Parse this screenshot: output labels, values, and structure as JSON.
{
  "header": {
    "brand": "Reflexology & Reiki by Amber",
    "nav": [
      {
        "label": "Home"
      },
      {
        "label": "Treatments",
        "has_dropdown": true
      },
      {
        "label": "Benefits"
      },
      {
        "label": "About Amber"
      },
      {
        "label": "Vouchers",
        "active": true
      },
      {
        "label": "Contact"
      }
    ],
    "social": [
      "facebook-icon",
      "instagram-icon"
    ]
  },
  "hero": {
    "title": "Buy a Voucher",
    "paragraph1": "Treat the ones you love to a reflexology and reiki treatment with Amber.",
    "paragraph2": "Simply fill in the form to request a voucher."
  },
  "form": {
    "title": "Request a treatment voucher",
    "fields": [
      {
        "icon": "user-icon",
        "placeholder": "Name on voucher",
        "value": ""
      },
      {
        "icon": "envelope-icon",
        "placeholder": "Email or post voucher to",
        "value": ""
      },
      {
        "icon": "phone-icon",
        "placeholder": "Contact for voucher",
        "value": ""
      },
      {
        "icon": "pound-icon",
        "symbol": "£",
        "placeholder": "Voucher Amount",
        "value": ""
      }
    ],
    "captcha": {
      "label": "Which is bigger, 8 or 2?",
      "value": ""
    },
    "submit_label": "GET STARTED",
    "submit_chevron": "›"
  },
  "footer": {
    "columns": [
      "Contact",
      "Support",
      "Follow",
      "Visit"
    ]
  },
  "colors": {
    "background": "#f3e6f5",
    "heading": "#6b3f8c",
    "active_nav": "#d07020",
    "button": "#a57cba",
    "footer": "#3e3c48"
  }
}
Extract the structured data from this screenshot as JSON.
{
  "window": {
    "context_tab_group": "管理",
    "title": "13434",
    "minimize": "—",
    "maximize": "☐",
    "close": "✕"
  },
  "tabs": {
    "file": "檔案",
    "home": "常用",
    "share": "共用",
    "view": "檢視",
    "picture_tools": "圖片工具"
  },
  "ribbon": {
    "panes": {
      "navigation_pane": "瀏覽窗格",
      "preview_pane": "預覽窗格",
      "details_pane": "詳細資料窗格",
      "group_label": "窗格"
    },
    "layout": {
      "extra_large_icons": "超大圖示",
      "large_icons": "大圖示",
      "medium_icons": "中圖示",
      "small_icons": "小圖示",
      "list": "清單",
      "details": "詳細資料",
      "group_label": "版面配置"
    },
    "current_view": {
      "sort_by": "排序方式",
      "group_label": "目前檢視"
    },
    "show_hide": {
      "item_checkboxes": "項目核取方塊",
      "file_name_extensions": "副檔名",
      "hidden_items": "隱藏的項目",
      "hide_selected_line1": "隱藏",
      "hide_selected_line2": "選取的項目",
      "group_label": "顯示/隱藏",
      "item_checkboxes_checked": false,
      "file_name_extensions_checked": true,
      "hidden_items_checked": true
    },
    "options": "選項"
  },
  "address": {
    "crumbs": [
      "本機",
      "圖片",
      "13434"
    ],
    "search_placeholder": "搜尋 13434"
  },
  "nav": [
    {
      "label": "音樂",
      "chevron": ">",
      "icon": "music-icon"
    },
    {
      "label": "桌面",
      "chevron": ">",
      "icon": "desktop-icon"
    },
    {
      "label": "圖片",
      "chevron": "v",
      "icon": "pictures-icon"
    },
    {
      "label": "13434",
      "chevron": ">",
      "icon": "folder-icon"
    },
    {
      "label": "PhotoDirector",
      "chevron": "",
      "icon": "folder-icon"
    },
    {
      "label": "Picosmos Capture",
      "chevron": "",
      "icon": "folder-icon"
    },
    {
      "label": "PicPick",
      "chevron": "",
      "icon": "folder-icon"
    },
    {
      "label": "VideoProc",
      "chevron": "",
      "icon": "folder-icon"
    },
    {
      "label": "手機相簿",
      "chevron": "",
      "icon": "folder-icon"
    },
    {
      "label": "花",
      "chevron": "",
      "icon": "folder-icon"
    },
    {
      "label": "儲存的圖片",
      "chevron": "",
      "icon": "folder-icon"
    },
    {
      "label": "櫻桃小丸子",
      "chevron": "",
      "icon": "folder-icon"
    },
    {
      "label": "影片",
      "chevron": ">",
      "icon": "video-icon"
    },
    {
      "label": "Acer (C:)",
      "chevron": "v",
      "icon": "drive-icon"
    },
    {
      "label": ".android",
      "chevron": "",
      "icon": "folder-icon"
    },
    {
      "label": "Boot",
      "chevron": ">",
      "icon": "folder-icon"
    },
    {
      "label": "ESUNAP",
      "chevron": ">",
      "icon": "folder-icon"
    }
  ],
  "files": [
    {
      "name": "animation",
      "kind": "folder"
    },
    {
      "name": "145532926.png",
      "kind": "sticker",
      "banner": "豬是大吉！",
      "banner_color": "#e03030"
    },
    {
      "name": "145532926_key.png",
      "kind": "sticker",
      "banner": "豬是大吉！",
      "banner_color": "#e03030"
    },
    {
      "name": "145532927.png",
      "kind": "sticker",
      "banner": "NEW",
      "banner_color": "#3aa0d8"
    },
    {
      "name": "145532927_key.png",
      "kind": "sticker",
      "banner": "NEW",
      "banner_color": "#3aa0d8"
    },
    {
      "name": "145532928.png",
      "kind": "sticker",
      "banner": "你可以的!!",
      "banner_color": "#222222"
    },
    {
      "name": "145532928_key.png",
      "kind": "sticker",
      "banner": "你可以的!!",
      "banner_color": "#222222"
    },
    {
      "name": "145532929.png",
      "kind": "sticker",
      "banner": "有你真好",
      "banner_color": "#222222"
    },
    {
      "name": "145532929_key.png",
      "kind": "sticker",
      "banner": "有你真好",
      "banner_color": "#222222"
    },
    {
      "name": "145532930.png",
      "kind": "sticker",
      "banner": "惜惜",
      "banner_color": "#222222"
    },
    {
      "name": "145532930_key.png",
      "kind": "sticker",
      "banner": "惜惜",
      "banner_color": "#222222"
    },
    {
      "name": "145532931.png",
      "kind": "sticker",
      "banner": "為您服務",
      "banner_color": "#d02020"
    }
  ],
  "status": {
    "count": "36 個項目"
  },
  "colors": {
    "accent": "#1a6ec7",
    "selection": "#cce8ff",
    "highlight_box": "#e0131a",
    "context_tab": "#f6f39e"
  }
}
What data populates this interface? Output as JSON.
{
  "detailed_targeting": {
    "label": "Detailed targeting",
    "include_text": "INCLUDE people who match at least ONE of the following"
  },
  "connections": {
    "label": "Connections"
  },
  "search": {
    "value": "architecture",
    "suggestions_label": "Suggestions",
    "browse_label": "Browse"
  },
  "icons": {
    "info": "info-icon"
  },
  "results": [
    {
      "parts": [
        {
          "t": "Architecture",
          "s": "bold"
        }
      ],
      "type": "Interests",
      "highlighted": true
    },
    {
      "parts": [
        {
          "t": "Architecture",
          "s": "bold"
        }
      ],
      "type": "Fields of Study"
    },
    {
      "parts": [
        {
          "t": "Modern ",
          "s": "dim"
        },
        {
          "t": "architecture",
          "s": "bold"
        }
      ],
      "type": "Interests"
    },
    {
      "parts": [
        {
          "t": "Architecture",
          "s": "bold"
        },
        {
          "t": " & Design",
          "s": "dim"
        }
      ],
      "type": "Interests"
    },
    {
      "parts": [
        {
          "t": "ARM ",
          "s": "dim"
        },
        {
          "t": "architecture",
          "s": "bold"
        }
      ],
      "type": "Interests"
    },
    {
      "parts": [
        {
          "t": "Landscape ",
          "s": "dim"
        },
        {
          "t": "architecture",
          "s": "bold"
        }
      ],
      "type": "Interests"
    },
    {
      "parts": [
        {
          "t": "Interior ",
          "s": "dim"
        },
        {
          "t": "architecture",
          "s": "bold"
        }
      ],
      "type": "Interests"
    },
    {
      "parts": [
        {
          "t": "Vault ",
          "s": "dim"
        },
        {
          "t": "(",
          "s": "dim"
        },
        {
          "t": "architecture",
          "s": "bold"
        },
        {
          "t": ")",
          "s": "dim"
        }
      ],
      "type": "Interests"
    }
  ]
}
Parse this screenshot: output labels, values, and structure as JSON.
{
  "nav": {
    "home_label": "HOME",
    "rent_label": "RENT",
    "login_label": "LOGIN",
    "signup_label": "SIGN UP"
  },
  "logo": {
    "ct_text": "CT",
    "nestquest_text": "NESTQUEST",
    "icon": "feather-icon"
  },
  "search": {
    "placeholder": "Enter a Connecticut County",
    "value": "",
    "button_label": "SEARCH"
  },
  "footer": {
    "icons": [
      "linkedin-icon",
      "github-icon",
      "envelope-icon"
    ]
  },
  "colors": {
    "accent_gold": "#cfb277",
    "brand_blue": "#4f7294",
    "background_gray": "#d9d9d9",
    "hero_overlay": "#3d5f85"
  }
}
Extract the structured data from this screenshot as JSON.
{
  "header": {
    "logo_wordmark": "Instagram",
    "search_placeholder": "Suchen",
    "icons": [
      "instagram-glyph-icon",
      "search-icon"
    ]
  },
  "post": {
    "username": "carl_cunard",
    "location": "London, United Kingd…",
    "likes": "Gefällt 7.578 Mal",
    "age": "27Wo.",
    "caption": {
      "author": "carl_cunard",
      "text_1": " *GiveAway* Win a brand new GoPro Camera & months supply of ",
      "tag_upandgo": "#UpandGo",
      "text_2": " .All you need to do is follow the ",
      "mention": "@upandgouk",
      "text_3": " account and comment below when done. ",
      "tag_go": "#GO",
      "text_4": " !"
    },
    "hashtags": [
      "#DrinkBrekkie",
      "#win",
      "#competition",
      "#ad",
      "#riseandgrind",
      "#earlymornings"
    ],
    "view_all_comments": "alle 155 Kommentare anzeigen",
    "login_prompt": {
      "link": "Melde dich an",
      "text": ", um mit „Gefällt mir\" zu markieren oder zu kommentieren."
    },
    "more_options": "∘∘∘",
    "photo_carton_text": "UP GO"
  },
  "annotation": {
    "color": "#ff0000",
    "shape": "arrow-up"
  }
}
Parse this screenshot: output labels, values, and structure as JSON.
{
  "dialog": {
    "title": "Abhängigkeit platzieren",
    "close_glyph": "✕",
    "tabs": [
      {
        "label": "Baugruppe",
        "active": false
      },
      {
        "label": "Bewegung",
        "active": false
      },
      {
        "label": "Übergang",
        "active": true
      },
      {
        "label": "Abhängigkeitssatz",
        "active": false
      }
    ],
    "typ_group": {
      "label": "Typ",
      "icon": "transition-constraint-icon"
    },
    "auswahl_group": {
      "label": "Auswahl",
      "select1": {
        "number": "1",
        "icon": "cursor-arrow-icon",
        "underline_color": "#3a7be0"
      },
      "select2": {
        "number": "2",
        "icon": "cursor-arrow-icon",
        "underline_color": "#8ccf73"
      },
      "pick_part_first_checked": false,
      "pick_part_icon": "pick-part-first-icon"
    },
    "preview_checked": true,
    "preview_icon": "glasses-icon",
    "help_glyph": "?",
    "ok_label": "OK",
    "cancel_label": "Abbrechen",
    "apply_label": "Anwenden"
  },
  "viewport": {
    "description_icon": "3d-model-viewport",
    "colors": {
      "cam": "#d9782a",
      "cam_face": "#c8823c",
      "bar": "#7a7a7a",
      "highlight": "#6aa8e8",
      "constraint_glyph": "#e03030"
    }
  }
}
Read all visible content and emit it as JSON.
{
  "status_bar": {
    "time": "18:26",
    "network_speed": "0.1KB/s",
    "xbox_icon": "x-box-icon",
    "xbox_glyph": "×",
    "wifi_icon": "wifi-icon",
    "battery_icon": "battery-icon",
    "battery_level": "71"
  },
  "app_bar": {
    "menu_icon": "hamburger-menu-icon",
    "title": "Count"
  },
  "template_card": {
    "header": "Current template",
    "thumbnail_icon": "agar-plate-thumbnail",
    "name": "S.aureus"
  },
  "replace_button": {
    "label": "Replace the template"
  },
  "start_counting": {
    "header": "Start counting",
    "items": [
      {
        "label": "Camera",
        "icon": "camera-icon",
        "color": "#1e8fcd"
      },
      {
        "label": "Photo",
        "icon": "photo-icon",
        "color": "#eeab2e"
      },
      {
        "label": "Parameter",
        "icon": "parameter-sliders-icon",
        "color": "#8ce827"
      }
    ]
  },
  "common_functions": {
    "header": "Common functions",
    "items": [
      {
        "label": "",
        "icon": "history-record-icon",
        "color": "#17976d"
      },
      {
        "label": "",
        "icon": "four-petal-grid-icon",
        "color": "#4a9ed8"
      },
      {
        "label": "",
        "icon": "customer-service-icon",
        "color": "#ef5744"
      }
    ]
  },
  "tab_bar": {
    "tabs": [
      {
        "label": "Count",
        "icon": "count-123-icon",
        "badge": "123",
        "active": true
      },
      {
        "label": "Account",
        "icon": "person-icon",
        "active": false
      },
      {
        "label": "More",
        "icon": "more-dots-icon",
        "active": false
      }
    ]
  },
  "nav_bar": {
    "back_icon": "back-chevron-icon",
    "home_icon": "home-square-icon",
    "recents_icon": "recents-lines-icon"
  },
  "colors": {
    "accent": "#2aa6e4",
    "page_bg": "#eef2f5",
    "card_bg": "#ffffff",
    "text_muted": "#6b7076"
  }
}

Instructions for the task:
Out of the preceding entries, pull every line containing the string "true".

Task solution:
        "has_dropdown": true
        "active": true
      "file_name_extensions_checked": true,
      "hidden_items_checked": true
      "highlighted": true
        "active": true
    "preview_checked": true,
        "active": true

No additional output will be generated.